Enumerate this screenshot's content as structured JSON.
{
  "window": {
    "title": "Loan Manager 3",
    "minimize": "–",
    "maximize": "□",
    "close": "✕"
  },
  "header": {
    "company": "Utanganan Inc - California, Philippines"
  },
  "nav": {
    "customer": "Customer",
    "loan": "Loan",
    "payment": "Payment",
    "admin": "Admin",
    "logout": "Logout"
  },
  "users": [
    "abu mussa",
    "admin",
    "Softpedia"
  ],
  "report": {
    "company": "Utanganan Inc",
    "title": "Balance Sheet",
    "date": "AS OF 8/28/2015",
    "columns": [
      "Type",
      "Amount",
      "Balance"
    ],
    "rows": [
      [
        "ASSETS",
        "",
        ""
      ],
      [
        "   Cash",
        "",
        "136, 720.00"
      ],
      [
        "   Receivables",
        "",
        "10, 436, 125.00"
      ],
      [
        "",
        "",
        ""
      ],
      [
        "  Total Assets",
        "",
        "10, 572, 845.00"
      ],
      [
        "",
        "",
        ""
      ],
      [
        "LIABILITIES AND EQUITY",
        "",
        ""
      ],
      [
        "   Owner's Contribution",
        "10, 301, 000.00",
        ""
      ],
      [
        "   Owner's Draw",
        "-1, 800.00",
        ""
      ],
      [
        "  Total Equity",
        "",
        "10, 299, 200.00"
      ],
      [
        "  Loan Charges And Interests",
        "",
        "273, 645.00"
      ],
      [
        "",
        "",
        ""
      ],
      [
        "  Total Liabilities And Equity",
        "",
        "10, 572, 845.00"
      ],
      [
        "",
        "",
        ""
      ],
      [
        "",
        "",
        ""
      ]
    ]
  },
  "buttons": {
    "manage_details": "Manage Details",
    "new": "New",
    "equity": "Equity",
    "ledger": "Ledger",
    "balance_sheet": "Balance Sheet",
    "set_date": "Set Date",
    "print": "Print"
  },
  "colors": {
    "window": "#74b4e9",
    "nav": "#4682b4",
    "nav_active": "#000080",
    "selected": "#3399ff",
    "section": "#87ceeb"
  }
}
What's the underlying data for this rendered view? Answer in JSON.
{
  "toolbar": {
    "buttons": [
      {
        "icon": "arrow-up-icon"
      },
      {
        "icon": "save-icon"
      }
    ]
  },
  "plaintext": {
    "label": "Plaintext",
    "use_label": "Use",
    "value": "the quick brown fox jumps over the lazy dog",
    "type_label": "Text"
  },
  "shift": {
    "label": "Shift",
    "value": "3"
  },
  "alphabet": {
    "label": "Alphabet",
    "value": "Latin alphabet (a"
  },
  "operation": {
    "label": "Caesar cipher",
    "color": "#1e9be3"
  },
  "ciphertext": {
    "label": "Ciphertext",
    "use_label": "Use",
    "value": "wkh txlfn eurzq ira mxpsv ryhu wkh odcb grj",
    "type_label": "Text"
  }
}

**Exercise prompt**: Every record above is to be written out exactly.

**Solution to this task**:
Enumerate this screenshot's content as structured JSON.
{
  "window": {
    "title": "Loan Manager 3",
    "minimize": "–",
    "maximize": "□",
    "close": "✕"
  },
  "header": {
    "company": "Utanganan Inc - California, Philippines"
  },
  "nav": {
    "customer": "Customer",
    "loan": "Loan",
    "payment": "Payment",
    "admin": "Admin",
    "logout": "Logout"
  },
  "users": [
    "abu mussa",
    "admin",
    "Softpedia"
  ],
  "report": {
    "company": "Utanganan Inc",
    "title": "Balance Sheet",
    "date": "AS OF 8/28/2015",
    "columns": [
      "Type",
      "Amount",
      "Balance"
    ],
    "rows": [
      [
        "ASSETS",
        "",
        ""
      ],
      [
        "   Cash",
        "",
        "136, 720.00"
      ],
      [
        "   Receivables",
        "",
        "10, 436, 125.00"
      ],
      [
        "",
        "",
        ""
      ],
      [
        "  Total Assets",
        "",
        "10, 572, 845.00"
      ],
      [
        "",
        "",
        ""
      ],
      [
        "LIABILITIES AND EQUITY",
        "",
        ""
      ],
      [
        "   Owner's Contribution",
        "10, 301, 000.00",
        ""
      ],
      [
        "   Owner's Draw",
        "-1, 800.00",
        ""
      ],
      [
        "  Total Equity",
        "",
        "10, 299, 200.00"
      ],
      [
        "  Loan Charges And Interests",
        "",
        "273, 645.00"
      ],
      [
        "",
        "",
        ""
      ],
      [
        "  Total Liabilities And Equity",
        "",
        "10, 572, 845.00"
      ],
      [
        "",
        "",
        ""
      ],
      [
        "",
        "",
        ""
      ]
    ]
  },
  "buttons": {
    "manage_details": "Manage Details",
    "new": "New",
    "equity": "Equity",
    "ledger": "Ledger",
    "balance_sheet": "Balance Sheet",
    "set_date": "Set Date",
    "print": "Print"
  },
  "colors": {
    "window": "#74b4e9",
    "nav": "#4682b4",
    "nav_active": "#000080",
    "selected": "#3399ff",
    "section": "#87ceeb"
  }
}
What's the underlying data for this rendered view? Answer in JSON.
{
  "toolbar": {
    "buttons": [
      {
        "icon": "arrow-up-icon"
      },
      {
        "icon": "save-icon"
      }
    ]
  },
  "plaintext": {
    "label": "Plaintext",
    "use_label": "Use",
    "value": "the quick brown fox jumps over the lazy dog",
    "type_label": "Text"
  },
  "shift": {
    "label": "Shift",
    "value": "3"
  },
  "alphabet": {
    "label": "Alphabet",
    "value": "Latin alphabet (a"
  },
  "operation": {
    "label": "Caesar cipher",
    "color": "#1e9be3"
  },
  "ciphertext": {
    "label": "Ciphertext",
    "use_label": "Use",
    "value": "wkh txlfn eurzq ira mxpsv ryhu wkh odcb grj",
    "type_label": "Text"
  }
}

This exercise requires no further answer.